**Given records:**
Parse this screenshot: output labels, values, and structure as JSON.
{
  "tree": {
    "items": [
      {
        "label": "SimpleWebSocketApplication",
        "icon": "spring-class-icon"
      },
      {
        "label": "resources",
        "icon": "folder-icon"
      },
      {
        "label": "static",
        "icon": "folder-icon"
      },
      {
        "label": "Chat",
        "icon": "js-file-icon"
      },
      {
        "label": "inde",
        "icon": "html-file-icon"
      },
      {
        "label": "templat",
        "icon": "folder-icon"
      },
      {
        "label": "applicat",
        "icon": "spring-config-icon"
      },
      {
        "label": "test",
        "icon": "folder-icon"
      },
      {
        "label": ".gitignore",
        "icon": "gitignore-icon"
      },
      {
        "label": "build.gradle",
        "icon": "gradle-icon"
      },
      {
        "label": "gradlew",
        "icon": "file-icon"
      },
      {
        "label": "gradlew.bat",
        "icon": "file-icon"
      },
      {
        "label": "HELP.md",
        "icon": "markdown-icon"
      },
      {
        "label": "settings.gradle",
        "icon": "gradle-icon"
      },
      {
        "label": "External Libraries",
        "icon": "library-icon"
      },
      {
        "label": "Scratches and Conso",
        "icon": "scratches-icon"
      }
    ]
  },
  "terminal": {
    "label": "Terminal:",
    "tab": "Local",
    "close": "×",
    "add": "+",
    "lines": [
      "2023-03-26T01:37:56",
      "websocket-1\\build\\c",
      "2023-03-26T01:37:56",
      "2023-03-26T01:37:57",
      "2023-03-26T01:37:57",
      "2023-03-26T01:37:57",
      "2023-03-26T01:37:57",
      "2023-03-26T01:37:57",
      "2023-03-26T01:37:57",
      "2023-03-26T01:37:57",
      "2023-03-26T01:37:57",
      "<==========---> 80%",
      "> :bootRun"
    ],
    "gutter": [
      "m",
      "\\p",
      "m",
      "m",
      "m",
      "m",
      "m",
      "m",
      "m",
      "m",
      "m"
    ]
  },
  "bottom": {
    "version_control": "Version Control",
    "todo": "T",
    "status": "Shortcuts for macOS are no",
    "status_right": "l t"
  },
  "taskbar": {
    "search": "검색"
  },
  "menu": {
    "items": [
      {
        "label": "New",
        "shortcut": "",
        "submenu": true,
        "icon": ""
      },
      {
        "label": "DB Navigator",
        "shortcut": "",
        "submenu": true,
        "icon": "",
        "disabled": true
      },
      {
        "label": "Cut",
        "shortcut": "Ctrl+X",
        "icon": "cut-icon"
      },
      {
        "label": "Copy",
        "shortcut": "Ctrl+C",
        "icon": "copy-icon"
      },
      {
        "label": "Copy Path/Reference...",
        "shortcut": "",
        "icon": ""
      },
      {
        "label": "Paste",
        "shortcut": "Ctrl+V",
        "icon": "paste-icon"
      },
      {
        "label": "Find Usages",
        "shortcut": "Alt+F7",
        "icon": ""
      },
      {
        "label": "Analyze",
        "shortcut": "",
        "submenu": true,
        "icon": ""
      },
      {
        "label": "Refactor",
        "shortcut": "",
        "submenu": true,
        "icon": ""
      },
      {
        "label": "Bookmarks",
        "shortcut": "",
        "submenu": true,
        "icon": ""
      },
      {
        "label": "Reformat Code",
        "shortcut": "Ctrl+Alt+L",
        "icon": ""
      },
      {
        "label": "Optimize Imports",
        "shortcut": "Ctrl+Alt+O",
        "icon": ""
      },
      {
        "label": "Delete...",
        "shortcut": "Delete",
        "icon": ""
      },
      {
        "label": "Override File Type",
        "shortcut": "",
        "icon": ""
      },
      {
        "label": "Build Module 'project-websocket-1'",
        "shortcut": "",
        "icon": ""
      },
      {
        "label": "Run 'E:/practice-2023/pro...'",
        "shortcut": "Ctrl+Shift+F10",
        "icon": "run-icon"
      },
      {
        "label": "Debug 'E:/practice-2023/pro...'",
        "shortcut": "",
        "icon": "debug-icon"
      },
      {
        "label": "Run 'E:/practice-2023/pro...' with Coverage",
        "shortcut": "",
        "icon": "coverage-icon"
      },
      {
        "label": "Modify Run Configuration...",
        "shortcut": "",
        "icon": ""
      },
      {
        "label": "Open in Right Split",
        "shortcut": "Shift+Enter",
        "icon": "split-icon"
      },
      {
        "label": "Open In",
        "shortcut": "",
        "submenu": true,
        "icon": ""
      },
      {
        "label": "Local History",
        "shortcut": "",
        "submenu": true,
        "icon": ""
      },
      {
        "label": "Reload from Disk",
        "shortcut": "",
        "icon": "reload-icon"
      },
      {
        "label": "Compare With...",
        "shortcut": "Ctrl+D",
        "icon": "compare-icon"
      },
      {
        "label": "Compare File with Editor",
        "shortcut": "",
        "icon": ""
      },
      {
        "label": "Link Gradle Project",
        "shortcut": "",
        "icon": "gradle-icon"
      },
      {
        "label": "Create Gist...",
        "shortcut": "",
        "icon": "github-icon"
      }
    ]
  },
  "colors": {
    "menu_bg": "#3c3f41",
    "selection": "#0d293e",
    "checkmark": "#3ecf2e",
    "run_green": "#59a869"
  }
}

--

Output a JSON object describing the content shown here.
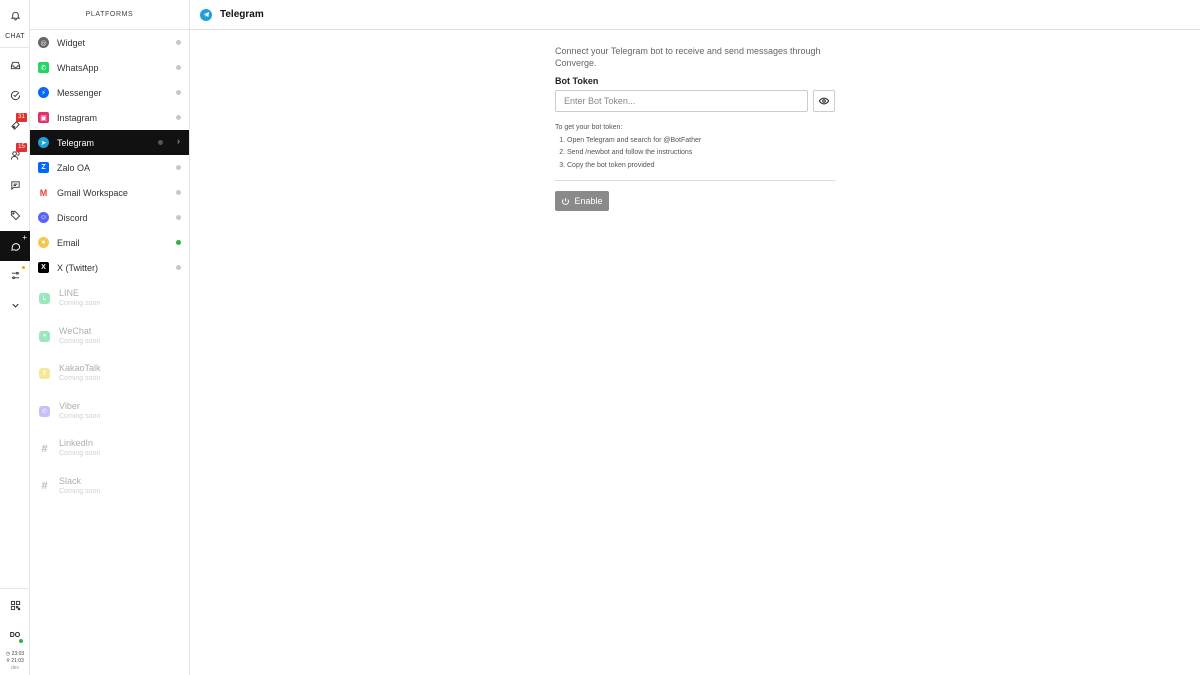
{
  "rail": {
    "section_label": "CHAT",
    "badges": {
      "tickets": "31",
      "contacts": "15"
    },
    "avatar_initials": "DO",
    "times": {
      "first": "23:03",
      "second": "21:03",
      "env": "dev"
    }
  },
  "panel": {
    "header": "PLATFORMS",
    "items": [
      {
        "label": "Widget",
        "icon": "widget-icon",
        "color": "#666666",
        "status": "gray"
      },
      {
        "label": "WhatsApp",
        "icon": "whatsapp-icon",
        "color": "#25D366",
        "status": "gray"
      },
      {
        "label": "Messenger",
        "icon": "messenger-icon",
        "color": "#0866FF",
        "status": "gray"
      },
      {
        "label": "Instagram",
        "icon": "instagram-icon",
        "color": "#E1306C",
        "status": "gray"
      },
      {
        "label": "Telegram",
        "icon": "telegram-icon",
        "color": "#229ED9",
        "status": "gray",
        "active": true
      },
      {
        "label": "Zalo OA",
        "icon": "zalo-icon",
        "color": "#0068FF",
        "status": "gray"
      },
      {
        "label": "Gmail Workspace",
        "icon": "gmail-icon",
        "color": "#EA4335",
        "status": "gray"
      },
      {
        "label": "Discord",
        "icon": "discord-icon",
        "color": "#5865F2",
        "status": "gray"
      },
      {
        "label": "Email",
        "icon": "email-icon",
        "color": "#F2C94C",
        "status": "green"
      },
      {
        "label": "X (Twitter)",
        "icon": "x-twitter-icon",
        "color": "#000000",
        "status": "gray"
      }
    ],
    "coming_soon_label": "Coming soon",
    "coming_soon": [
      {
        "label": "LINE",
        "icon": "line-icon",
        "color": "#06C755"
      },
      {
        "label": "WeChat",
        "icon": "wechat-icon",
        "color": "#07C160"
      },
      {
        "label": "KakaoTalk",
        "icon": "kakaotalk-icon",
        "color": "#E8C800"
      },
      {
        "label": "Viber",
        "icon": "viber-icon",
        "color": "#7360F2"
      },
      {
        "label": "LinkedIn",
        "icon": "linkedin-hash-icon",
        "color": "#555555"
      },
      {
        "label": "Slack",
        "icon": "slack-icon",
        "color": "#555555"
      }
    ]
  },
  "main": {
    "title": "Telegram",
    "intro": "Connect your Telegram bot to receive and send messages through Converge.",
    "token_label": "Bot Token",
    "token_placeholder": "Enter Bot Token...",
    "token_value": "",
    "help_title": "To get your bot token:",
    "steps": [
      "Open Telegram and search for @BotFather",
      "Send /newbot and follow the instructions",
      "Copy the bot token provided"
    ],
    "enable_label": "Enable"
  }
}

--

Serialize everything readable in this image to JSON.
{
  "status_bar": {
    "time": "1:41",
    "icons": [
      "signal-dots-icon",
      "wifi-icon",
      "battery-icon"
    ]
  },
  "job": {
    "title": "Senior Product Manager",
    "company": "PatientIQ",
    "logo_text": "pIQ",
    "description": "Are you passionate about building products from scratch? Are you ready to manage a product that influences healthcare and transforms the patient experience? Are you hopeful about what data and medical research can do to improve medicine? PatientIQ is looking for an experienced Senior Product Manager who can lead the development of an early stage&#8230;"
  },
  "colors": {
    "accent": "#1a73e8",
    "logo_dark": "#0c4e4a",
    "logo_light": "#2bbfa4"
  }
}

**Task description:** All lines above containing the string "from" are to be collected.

**The answer:**
        "label": "Reload from Disk",
    "description": "Are you passionate about building products from scratch? Are you ready to manage a product that influences healthcare and transforms the patient experience? Are you hopeful about what data and medical research can do to improve medicine? PatientIQ is looking for an experienced Senior Product Manager who can lead the development of an early stage&#8230;"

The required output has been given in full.